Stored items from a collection
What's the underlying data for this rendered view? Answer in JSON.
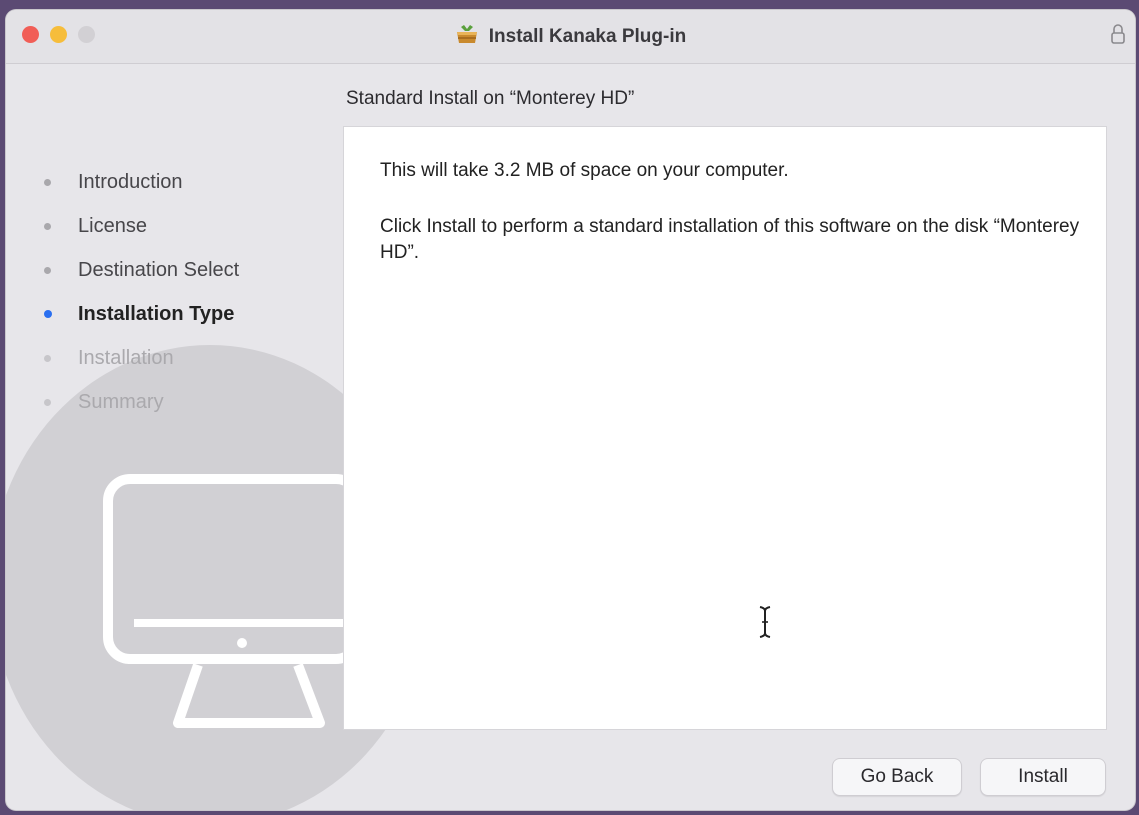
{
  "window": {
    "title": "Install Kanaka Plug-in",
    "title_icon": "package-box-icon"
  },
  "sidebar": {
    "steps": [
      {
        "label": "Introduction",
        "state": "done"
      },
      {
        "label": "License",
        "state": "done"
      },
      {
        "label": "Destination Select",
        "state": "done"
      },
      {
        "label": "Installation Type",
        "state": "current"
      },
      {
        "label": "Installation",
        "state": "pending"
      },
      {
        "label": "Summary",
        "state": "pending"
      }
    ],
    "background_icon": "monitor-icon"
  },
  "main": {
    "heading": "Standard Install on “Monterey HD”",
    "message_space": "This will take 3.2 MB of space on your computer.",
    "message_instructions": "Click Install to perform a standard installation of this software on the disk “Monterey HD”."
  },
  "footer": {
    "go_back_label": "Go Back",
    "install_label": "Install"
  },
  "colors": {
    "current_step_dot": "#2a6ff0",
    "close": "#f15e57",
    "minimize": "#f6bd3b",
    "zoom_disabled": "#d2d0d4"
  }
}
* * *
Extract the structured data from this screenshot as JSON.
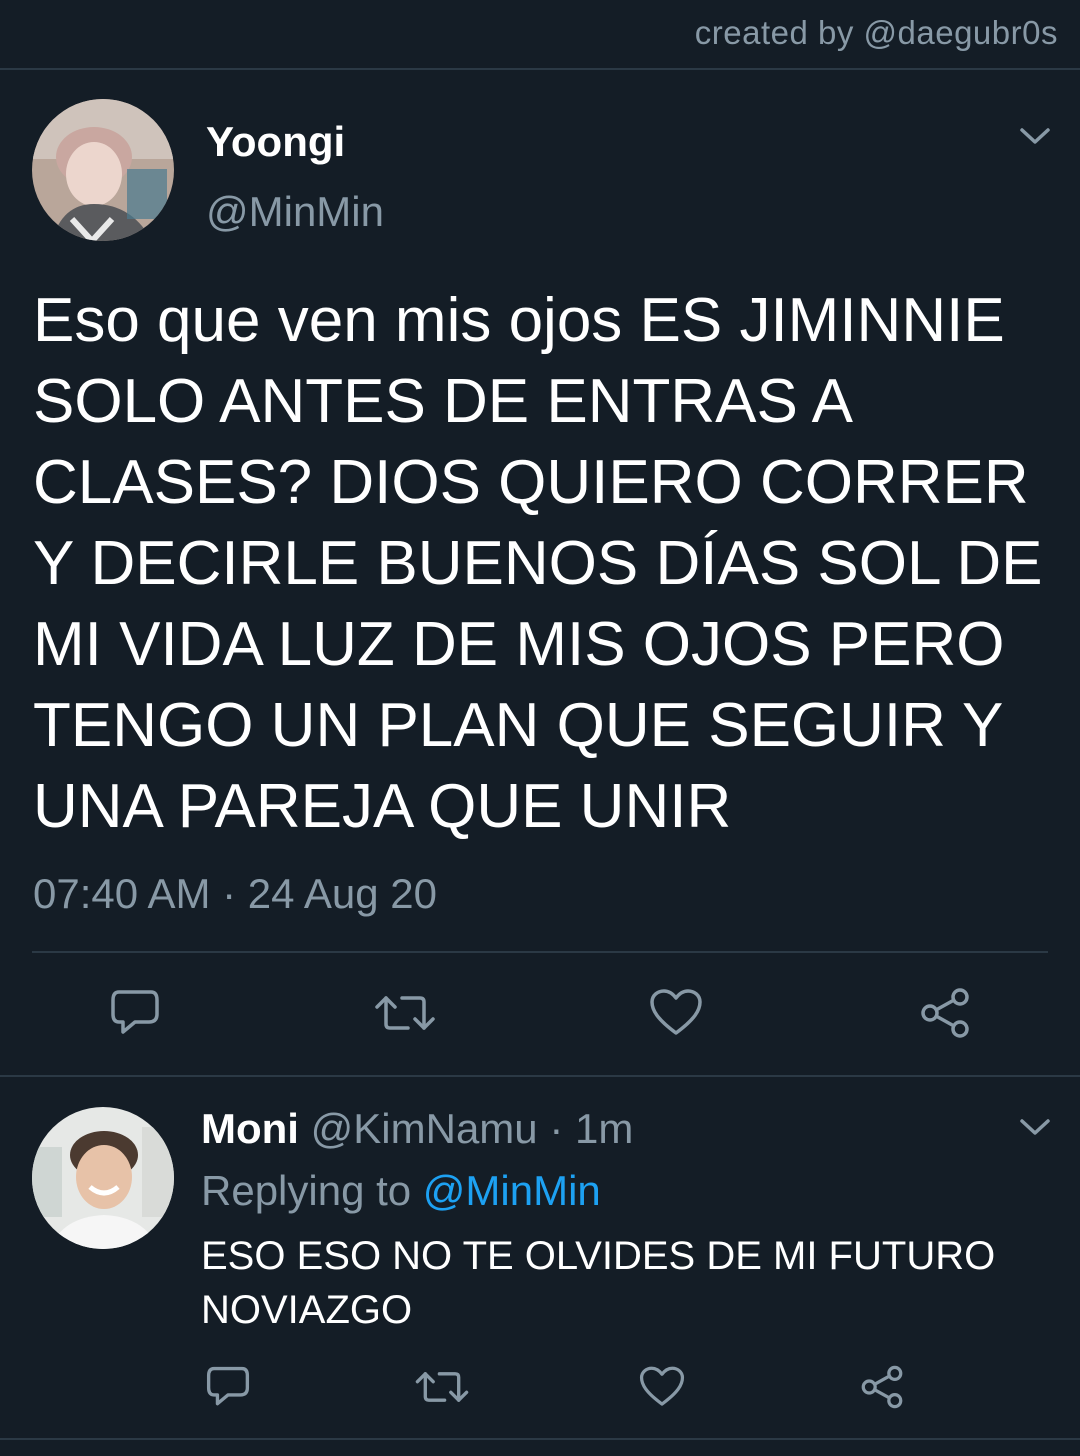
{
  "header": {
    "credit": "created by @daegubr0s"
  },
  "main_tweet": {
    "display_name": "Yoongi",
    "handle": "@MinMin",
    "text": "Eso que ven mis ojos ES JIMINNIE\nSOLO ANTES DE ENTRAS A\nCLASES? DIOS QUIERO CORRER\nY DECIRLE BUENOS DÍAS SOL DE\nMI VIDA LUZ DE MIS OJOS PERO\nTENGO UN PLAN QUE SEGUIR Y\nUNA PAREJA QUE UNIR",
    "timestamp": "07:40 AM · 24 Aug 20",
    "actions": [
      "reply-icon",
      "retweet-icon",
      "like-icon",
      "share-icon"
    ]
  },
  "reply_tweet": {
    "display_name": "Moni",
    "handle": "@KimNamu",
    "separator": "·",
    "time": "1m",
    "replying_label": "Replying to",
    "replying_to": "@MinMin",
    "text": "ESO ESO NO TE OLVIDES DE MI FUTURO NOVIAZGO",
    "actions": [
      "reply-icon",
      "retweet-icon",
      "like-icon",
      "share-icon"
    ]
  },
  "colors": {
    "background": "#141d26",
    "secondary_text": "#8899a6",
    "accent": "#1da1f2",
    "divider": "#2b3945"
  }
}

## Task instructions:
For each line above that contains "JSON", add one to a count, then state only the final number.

## Reply:
2